HowTo Install Redmine 2.5.x on Fedora 20

System Requirements

No assumptions are made about the initial state of the system in this guide. The guide can be followed for either 32-bit or 64-bit systems - though all testing and the original installation was performed on a 64-bit system.

The hardware requirements are not significant, so a small VM with 10gb storage and 1GB ram and 1GB swap file should be sufficient.

This guide can be used on top of an already existing system or, from scratch, downloading from the Fedora website.

An ISO for installation can be downloaded from here.

The rest of the guide assumes that you have created a user account with wheel/administrator access and are logged in to the terminal directly or through SSH.

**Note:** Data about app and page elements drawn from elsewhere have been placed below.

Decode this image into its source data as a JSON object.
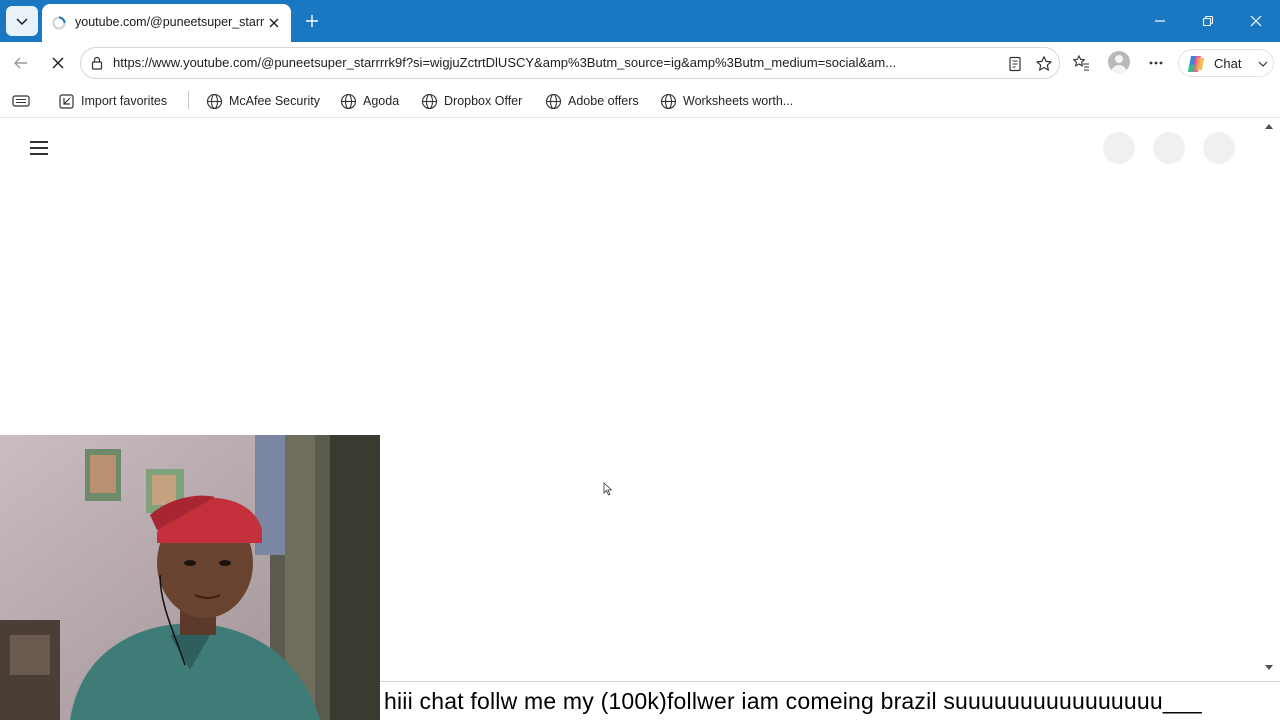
{
  "browser": {
    "tab": {
      "title": "youtube.com/@puneetsuper_starrrrk9f?si=wigjuZctrtDlUSCY"
    },
    "address": {
      "url": "https://www.youtube.com/@puneetsuper_starrrrk9f?si=wigjuZctrtDlUSCY&amp%3Butm_source=ig&amp%3Butm_medium=social&am..."
    },
    "chat_label": "Chat",
    "favorites": [
      {
        "label": "Import favorites"
      },
      {
        "label": "McAfee Security"
      },
      {
        "label": "Agoda"
      },
      {
        "label": "Dropbox Offer"
      },
      {
        "label": "Adobe offers"
      },
      {
        "label": "Worksheets worth..."
      }
    ],
    "colors": {
      "titlebar": "#1a78c2",
      "tab_active": "#ffffff",
      "page_bg": "#ffffff"
    }
  },
  "icons": [
    "tab-list-icon",
    "loading-icon",
    "close-icon",
    "plus-icon",
    "minimize-icon",
    "restore-icon",
    "back-icon",
    "stop-icon",
    "lock-icon",
    "reading-view-icon",
    "favorite-star-icon",
    "favorites-icon",
    "profile-icon",
    "more-icon",
    "copilot-icon",
    "chevron-down-icon",
    "globe-icon",
    "hamburger-menu-icon"
  ],
  "overlay": {
    "caption": "hiii chat follw me my (100k)follwer iam comeing brazil suuuuuuuuuuuuuuuu___"
  }
}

Updating the System

Before beginning, you should ensure all of your installed packages are up-to-date. This can be done by issuing the following command:

$ sudo yum update

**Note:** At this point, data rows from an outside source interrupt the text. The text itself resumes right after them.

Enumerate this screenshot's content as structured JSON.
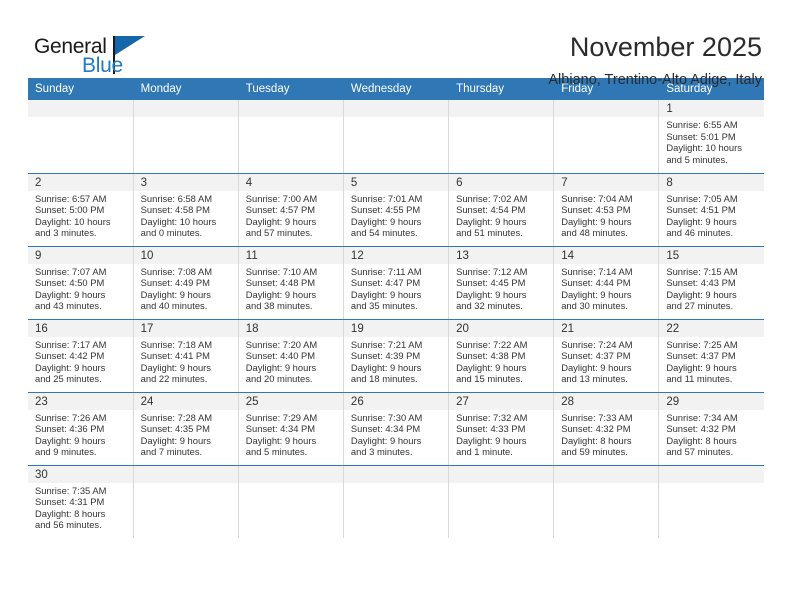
{
  "branding": {
    "name_part1": "General",
    "name_part2": "Blue",
    "flag_icon": "blue-triangle-flag-icon"
  },
  "header": {
    "title": "November 2025",
    "subtitle": "Albiano, Trentino-Alto Adige, Italy"
  },
  "colors": {
    "header_blue": "#2f77b5",
    "logo_blue": "#1e7bc4",
    "daynum_band": "#f2f2f2",
    "row_rule": "#2f77b5"
  },
  "weekdays": [
    "Sunday",
    "Monday",
    "Tuesday",
    "Wednesday",
    "Thursday",
    "Friday",
    "Saturday"
  ],
  "labels": {
    "sunrise_prefix": "Sunrise:",
    "sunset_prefix": "Sunset:",
    "daylight_prefix": "Daylight:"
  },
  "weeks": [
    [
      {
        "day": "",
        "blank": true
      },
      {
        "day": "",
        "blank": true
      },
      {
        "day": "",
        "blank": true
      },
      {
        "day": "",
        "blank": true
      },
      {
        "day": "",
        "blank": true
      },
      {
        "day": "",
        "blank": true
      },
      {
        "day": "1",
        "sunrise": "Sunrise: 6:55 AM",
        "sunset": "Sunset: 5:01 PM",
        "daylight1": "Daylight: 10 hours",
        "daylight2": "and 5 minutes."
      }
    ],
    [
      {
        "day": "2",
        "sunrise": "Sunrise: 6:57 AM",
        "sunset": "Sunset: 5:00 PM",
        "daylight1": "Daylight: 10 hours",
        "daylight2": "and 3 minutes."
      },
      {
        "day": "3",
        "sunrise": "Sunrise: 6:58 AM",
        "sunset": "Sunset: 4:58 PM",
        "daylight1": "Daylight: 10 hours",
        "daylight2": "and 0 minutes."
      },
      {
        "day": "4",
        "sunrise": "Sunrise: 7:00 AM",
        "sunset": "Sunset: 4:57 PM",
        "daylight1": "Daylight: 9 hours",
        "daylight2": "and 57 minutes."
      },
      {
        "day": "5",
        "sunrise": "Sunrise: 7:01 AM",
        "sunset": "Sunset: 4:55 PM",
        "daylight1": "Daylight: 9 hours",
        "daylight2": "and 54 minutes."
      },
      {
        "day": "6",
        "sunrise": "Sunrise: 7:02 AM",
        "sunset": "Sunset: 4:54 PM",
        "daylight1": "Daylight: 9 hours",
        "daylight2": "and 51 minutes."
      },
      {
        "day": "7",
        "sunrise": "Sunrise: 7:04 AM",
        "sunset": "Sunset: 4:53 PM",
        "daylight1": "Daylight: 9 hours",
        "daylight2": "and 48 minutes."
      },
      {
        "day": "8",
        "sunrise": "Sunrise: 7:05 AM",
        "sunset": "Sunset: 4:51 PM",
        "daylight1": "Daylight: 9 hours",
        "daylight2": "and 46 minutes."
      }
    ],
    [
      {
        "day": "9",
        "sunrise": "Sunrise: 7:07 AM",
        "sunset": "Sunset: 4:50 PM",
        "daylight1": "Daylight: 9 hours",
        "daylight2": "and 43 minutes."
      },
      {
        "day": "10",
        "sunrise": "Sunrise: 7:08 AM",
        "sunset": "Sunset: 4:49 PM",
        "daylight1": "Daylight: 9 hours",
        "daylight2": "and 40 minutes."
      },
      {
        "day": "11",
        "sunrise": "Sunrise: 7:10 AM",
        "sunset": "Sunset: 4:48 PM",
        "daylight1": "Daylight: 9 hours",
        "daylight2": "and 38 minutes."
      },
      {
        "day": "12",
        "sunrise": "Sunrise: 7:11 AM",
        "sunset": "Sunset: 4:47 PM",
        "daylight1": "Daylight: 9 hours",
        "daylight2": "and 35 minutes."
      },
      {
        "day": "13",
        "sunrise": "Sunrise: 7:12 AM",
        "sunset": "Sunset: 4:45 PM",
        "daylight1": "Daylight: 9 hours",
        "daylight2": "and 32 minutes."
      },
      {
        "day": "14",
        "sunrise": "Sunrise: 7:14 AM",
        "sunset": "Sunset: 4:44 PM",
        "daylight1": "Daylight: 9 hours",
        "daylight2": "and 30 minutes."
      },
      {
        "day": "15",
        "sunrise": "Sunrise: 7:15 AM",
        "sunset": "Sunset: 4:43 PM",
        "daylight1": "Daylight: 9 hours",
        "daylight2": "and 27 minutes."
      }
    ],
    [
      {
        "day": "16",
        "sunrise": "Sunrise: 7:17 AM",
        "sunset": "Sunset: 4:42 PM",
        "daylight1": "Daylight: 9 hours",
        "daylight2": "and 25 minutes."
      },
      {
        "day": "17",
        "sunrise": "Sunrise: 7:18 AM",
        "sunset": "Sunset: 4:41 PM",
        "daylight1": "Daylight: 9 hours",
        "daylight2": "and 22 minutes."
      },
      {
        "day": "18",
        "sunrise": "Sunrise: 7:20 AM",
        "sunset": "Sunset: 4:40 PM",
        "daylight1": "Daylight: 9 hours",
        "daylight2": "and 20 minutes."
      },
      {
        "day": "19",
        "sunrise": "Sunrise: 7:21 AM",
        "sunset": "Sunset: 4:39 PM",
        "daylight1": "Daylight: 9 hours",
        "daylight2": "and 18 minutes."
      },
      {
        "day": "20",
        "sunrise": "Sunrise: 7:22 AM",
        "sunset": "Sunset: 4:38 PM",
        "daylight1": "Daylight: 9 hours",
        "daylight2": "and 15 minutes."
      },
      {
        "day": "21",
        "sunrise": "Sunrise: 7:24 AM",
        "sunset": "Sunset: 4:37 PM",
        "daylight1": "Daylight: 9 hours",
        "daylight2": "and 13 minutes."
      },
      {
        "day": "22",
        "sunrise": "Sunrise: 7:25 AM",
        "sunset": "Sunset: 4:37 PM",
        "daylight1": "Daylight: 9 hours",
        "daylight2": "and 11 minutes."
      }
    ],
    [
      {
        "day": "23",
        "sunrise": "Sunrise: 7:26 AM",
        "sunset": "Sunset: 4:36 PM",
        "daylight1": "Daylight: 9 hours",
        "daylight2": "and 9 minutes."
      },
      {
        "day": "24",
        "sunrise": "Sunrise: 7:28 AM",
        "sunset": "Sunset: 4:35 PM",
        "daylight1": "Daylight: 9 hours",
        "daylight2": "and 7 minutes."
      },
      {
        "day": "25",
        "sunrise": "Sunrise: 7:29 AM",
        "sunset": "Sunset: 4:34 PM",
        "daylight1": "Daylight: 9 hours",
        "daylight2": "and 5 minutes."
      },
      {
        "day": "26",
        "sunrise": "Sunrise: 7:30 AM",
        "sunset": "Sunset: 4:34 PM",
        "daylight1": "Daylight: 9 hours",
        "daylight2": "and 3 minutes."
      },
      {
        "day": "27",
        "sunrise": "Sunrise: 7:32 AM",
        "sunset": "Sunset: 4:33 PM",
        "daylight1": "Daylight: 9 hours",
        "daylight2": "and 1 minute."
      },
      {
        "day": "28",
        "sunrise": "Sunrise: 7:33 AM",
        "sunset": "Sunset: 4:32 PM",
        "daylight1": "Daylight: 8 hours",
        "daylight2": "and 59 minutes."
      },
      {
        "day": "29",
        "sunrise": "Sunrise: 7:34 AM",
        "sunset": "Sunset: 4:32 PM",
        "daylight1": "Daylight: 8 hours",
        "daylight2": "and 57 minutes."
      }
    ],
    [
      {
        "day": "30",
        "sunrise": "Sunrise: 7:35 AM",
        "sunset": "Sunset: 4:31 PM",
        "daylight1": "Daylight: 8 hours",
        "daylight2": "and 56 minutes."
      },
      {
        "day": "",
        "blank": true
      },
      {
        "day": "",
        "blank": true
      },
      {
        "day": "",
        "blank": true
      },
      {
        "day": "",
        "blank": true
      },
      {
        "day": "",
        "blank": true
      },
      {
        "day": "",
        "blank": true
      }
    ]
  ]
}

If the kernel was updated as part of this command, you should perform a restart to begin using it:

$ sudo shutdown -r now

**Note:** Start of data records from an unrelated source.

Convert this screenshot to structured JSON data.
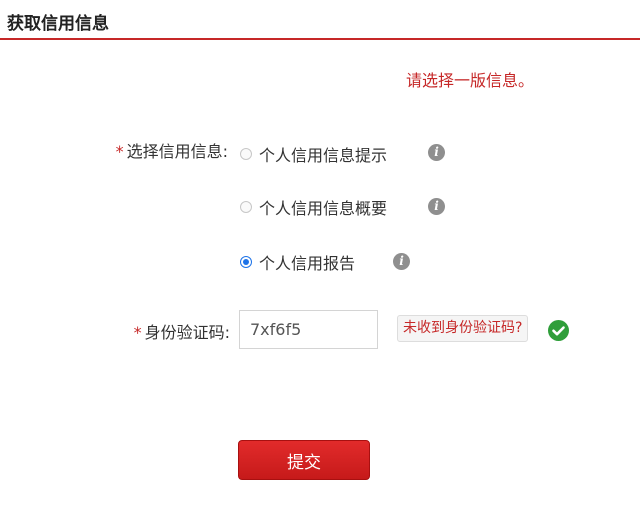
{
  "header": {
    "title": "获取信用信息"
  },
  "notice": "请选择一版信息。",
  "form": {
    "required_mark": "*",
    "info_label": "选择信用信息:",
    "options": [
      {
        "label": "个人信用信息提示",
        "selected": false
      },
      {
        "label": "个人信用信息概要",
        "selected": false
      },
      {
        "label": "个人信用报告",
        "selected": true
      }
    ],
    "code_label": "身份验证码:",
    "code_value": "7xf6f5",
    "resend_label": "未收到身份验证码?",
    "code_status": "valid"
  },
  "submit_label": "提交",
  "icons": {
    "info": "info-icon",
    "valid": "check-circle-icon"
  },
  "colors": {
    "accent": "#c62828",
    "radio_selected": "#1e73e8",
    "valid": "#2f9e3a"
  }
}
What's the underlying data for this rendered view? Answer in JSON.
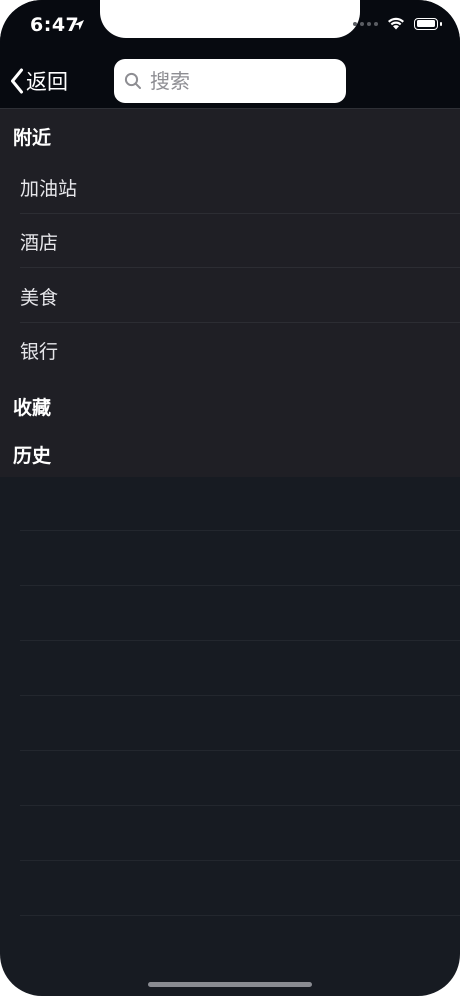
{
  "status_bar": {
    "time": "6:47"
  },
  "nav": {
    "back_label": "返回",
    "search_placeholder": "搜索",
    "search_value": ""
  },
  "sections": {
    "nearby_title": "附近",
    "nearby_items": [
      "加油站",
      "酒店",
      "美食",
      "银行"
    ],
    "favorites_title": "收藏",
    "history_title": "历史"
  },
  "colors": {
    "background": "#171b22",
    "menu_background": "#1f1f25",
    "top_bar": "#070a10",
    "text": "#ffffff"
  }
}
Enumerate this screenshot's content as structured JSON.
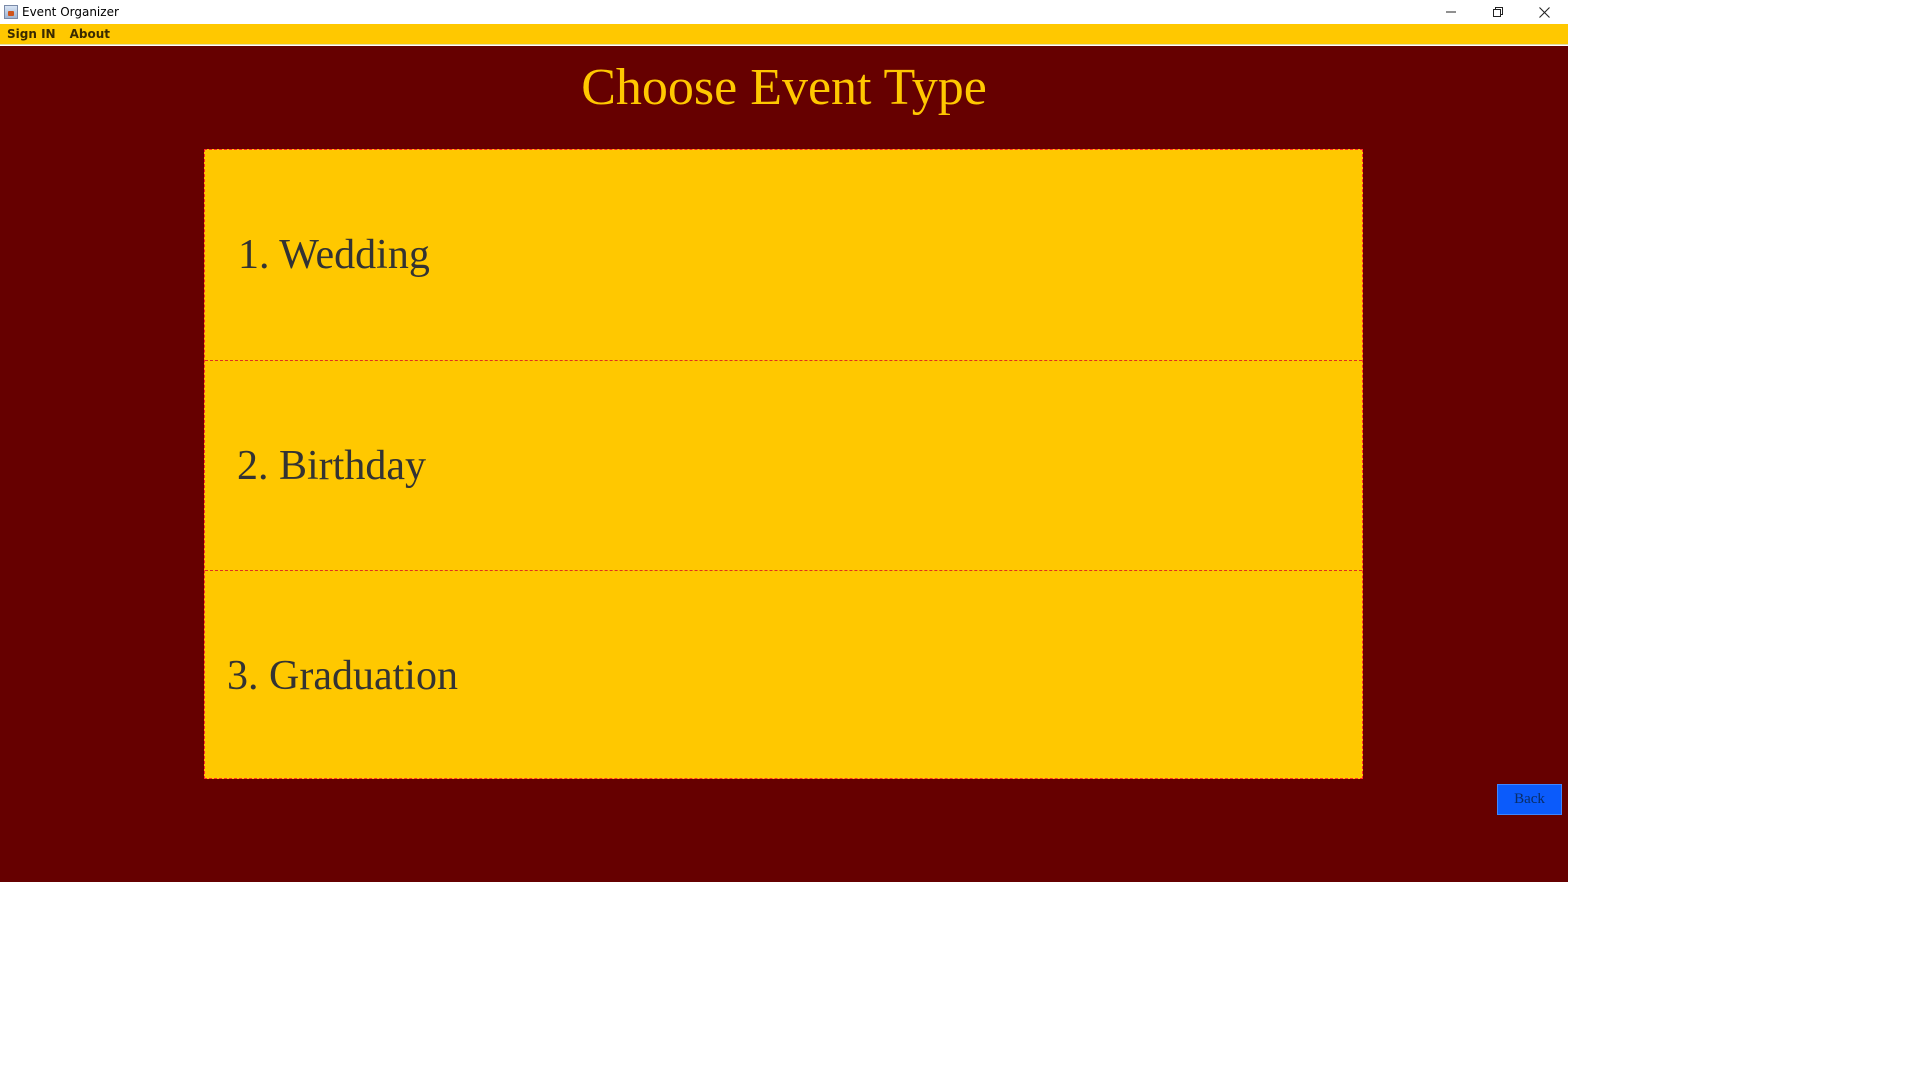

Installing Dependencies

Before beginning the installation of Redmine, there are a number of dependencies which need to be installed.

Depending on your needs, some of these may not be necessary.

apr-devel         - For Passenger
apr-util-devel    - For Passenger
curl-devel        - For Passenger
gcc               - For JSON
gcc-c++           - For Passenger
git               - (Optional) For SCM Integration
httpd             - Web Server
httpd-devel       - For Passenger
ImageMagick-devel - For RMagick
mariadb-devel     - For Redmine
mariadb-server    - For Redmine
nano              - Configuration Editor
ruby-devel        - For Redmine
tar               - For Decompression
wget              - For Download

All of these can be installed prior to starting with a single command:

$ sudo yum install apr-devel apr-util-devel curl-devel gcc gcc-c++ git httpd httpd-devel ImageMagick-devel mariadb-devel mariadb-server nano ruby-devel tar wget

Disable SELinux

Some users have noted issues installing Redmine with SELinux active. This can be disabled via the following command:

# sudo setenforce 0

Steps will be taken throughout the remainder of the guide to ensure that, if desired, SELinux can be re-enabled after and still maintain a fully functional Redmine installation.

Enable Server Environment

With all of the dependencies installed, we need to ensure that the servers are setup, ready for use, and accessible external to the OS installation.

The first step is to open the standard port 80 in the firewall for the web server:

$ sudo firewall-cmd --zone=public --add-service=http
$ sudo firewall-cmd --permanent --zone=public --add-service=http

The first line opens the port in the current configuration. The second line ensures that, after a restart, that port will remain open and available.

The second step is to start the web server and database server:

$ sudo systemctl start httpd mariadb
$ sudo systemctl enable httpd mariadb

Similar to the firewall commands, the first line starts the servers in the current configuration. The second line ensures that, after a restart, both servers come back online.